  • The US secretary of state said the US was discussing a possible international response
  • MBS hoped the Iranian regime “would opt to become a normal state and cease its hostile policy”

JEDDAH: The US will take all actions necessary — “diplomatic and otherwise” — to deter Iran from disrupting Gulf energy supplies, US Secretary of State Mike Pompeo warned on Sunday.

Pompeo spoke hours after Saudi Crown Prince Mohammed bin Salman said the Kingdom would “not hesitate in dealing with any threat against our people, sovereignty and vital interests.”

The twin warnings to the regime in Tehran followed last week’s attacks on two oil tankers in the Gulf of Oman, widely assumed to have been carried out by Iran.

“We don’t want war. We’ve done what we can to deter it,” Pompeo said in a TV interview. “But the Iranians should understand very clearly that we will continue to take actions that deter Iran from engaging in this kind of behavior.

“What you should assume is we are going to guarantee freedom of navigation throughout the Strait of Hormuz. This is an international challenge, important to the entire globe. The US is going to make sure that we take all the actions necessary, diplomatic and otherwise, that achieve that outcome.”

Pompeo said the US was discussing a possible international response, and he had made a number of calls to foreign officials about the tanker attacks.

He said China, Japan, South Korea and Indonesia relied heavily on freedom of navigation through the strait. “I’m confident that when they see the risk, the risk to their own economies and their own people, and outrageous behavior of Iran, they will join us in this.”

The Saudi crown prince, in an interview with the Arabic-language newspaper Asharq Al-Awsat, said the Kingdom had “supported the re-imposition of US sanctions on Iran out of our belief that the international community needed to take a decisive stance against Iran.”

He hoped the Iranian regime “would opt to become a normal state and cease its hostile policy.”

Crown Prince Mohammed said the Kingdom’s hand was always extended for peace, but the Iranian regime had disrespected the Japanese Prime Minister Shinzo Abe during his visit to Tehran by attacking the two oil tankers in the Gulf, one of which was Japanese.

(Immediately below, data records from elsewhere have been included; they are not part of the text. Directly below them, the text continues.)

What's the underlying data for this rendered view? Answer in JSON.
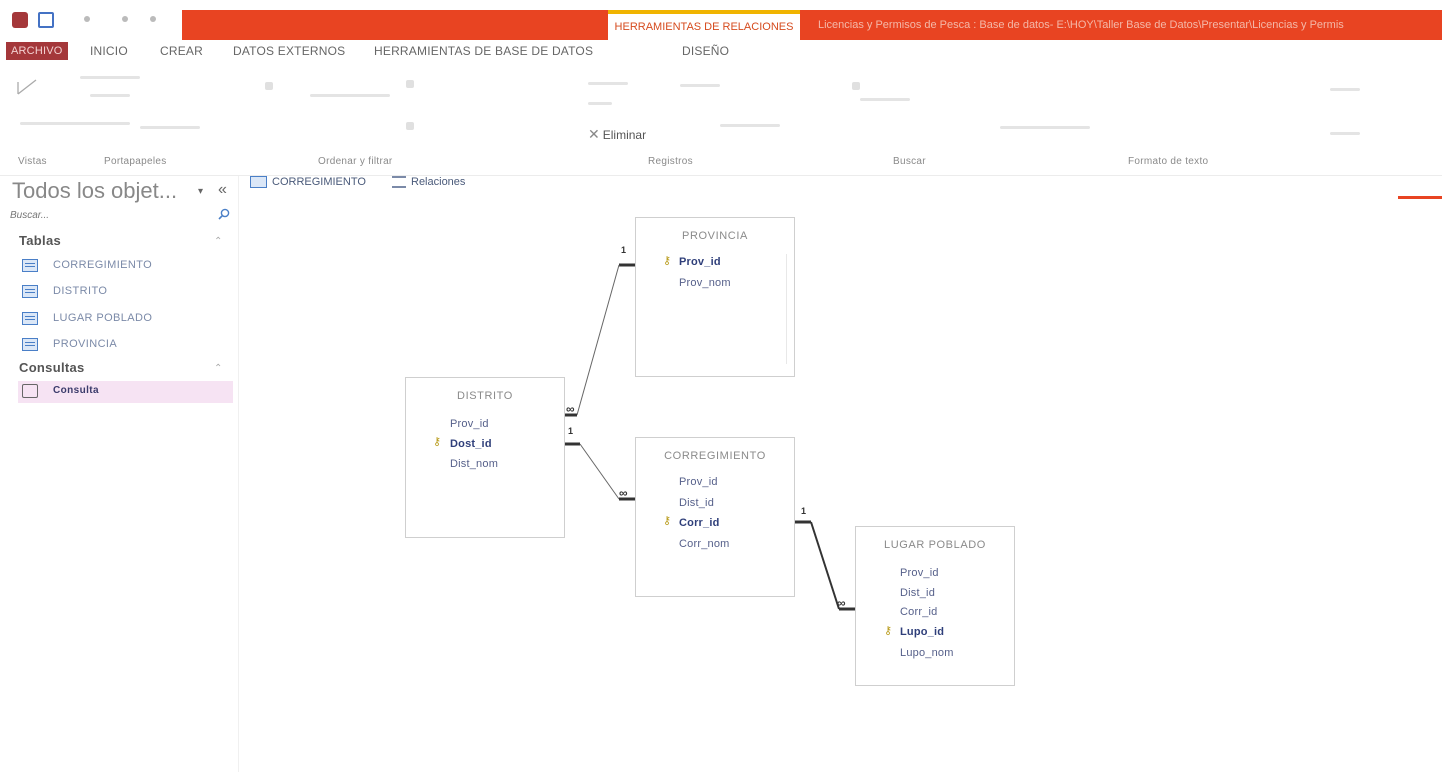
{
  "title_bar": {
    "context_tab_label": "HERRAMIENTAS DE RELACIONES",
    "path_text": "Licencias y Permisos de Pesca : Base de datos- E:\\HOY\\Taller Base de Datos\\Presentar\\Licencias y Permis"
  },
  "ribbon_tabs": [
    "ARCHIVO",
    "INICIO",
    "CREAR",
    "DATOS EXTERNOS",
    "HERRAMIENTAS DE BASE DE DATOS",
    "DISEÑO"
  ],
  "ribbon": {
    "eliminar_label": "Eliminar",
    "groups": [
      "Vistas",
      "Portapapeles",
      "Ordenar y filtrar",
      "Registros",
      "Buscar",
      "Formato de texto"
    ]
  },
  "nav": {
    "title": "Todos los objet...",
    "search_placeholder": "Buscar...",
    "sections": [
      {
        "label": "Tablas",
        "items": [
          "CORREGIMIENTO",
          "DISTRITO",
          "LUGAR POBLADO",
          "PROVINCIA"
        ]
      },
      {
        "label": "Consultas",
        "items": [
          "Consulta"
        ]
      }
    ]
  },
  "doc_tabs": [
    "CORREGIMIENTO",
    "Relaciones"
  ],
  "tables": {
    "provincia": {
      "name": "PROVINCIA",
      "fields": [
        "Prov_id",
        "Prov_nom"
      ],
      "key_field": "Prov_id"
    },
    "distrito": {
      "name": "DISTRITO",
      "fields": [
        "Prov_id",
        "Dost_id",
        "Dist_nom"
      ],
      "key_field": "Dost_id"
    },
    "corregimiento": {
      "name": "CORREGIMIENTO",
      "fields": [
        "Prov_id",
        "Dist_id",
        "Corr_id",
        "Corr_nom"
      ],
      "key_field": "Corr_id"
    },
    "lugar_poblado": {
      "name": "LUGAR POBLADO",
      "fields": [
        "Prov_id",
        "Dist_id",
        "Corr_id",
        "Lupo_id",
        "Lupo_nom"
      ],
      "key_field": "Lupo_id"
    }
  },
  "relationships": [
    {
      "from": "PROVINCIA",
      "to": "DISTRITO",
      "one_label": "1",
      "many_label": "∞"
    },
    {
      "from": "DISTRITO",
      "to": "CORREGIMIENTO",
      "one_label": "1",
      "many_label": "∞"
    },
    {
      "from": "CORREGIMIENTO",
      "to": "LUGAR POBLADO",
      "one_label": "1",
      "many_label": "∞"
    }
  ],
  "colors": {
    "title_band": "#e84422",
    "context_accent": "#f0b400",
    "file_tab": "#a4373a",
    "relationship_line": "#333333"
  }
}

“It also employed its militias to carry out a shameful attack against Abha International Airport. This is clear evidence of the Iranian regime’s policy and intentions to target the security and stability of the region.”

The crown prince said the attacks “underscore the importance of our demand before the international community to take a decisive stance against an expansionist regime that has supported terrorism and spread death and destruction over the past decades, not only in the region, but the whole world.”

Prince Mohammed’s interview was “a message to Tehran, and beyond Tehran, to the international community,” the Saudi political analyst and international relations scholar Dr. Hamdan Al-Shehri told Arab News.

“He sent out the message that we do not want a war in the region. He was offering peace, as is our nature, and that is what we are doing now. But if it is going to affect our vital interests, our vital resources and our people, we will defend ourselves and take action to handle any threat.  

“We are facing aggressive, barbaric and terrorist threats from Iran, and we must take rapid and decisive action against that. The Kingdom of Saudi Arabia is sending a message to the world that there must be a solution.”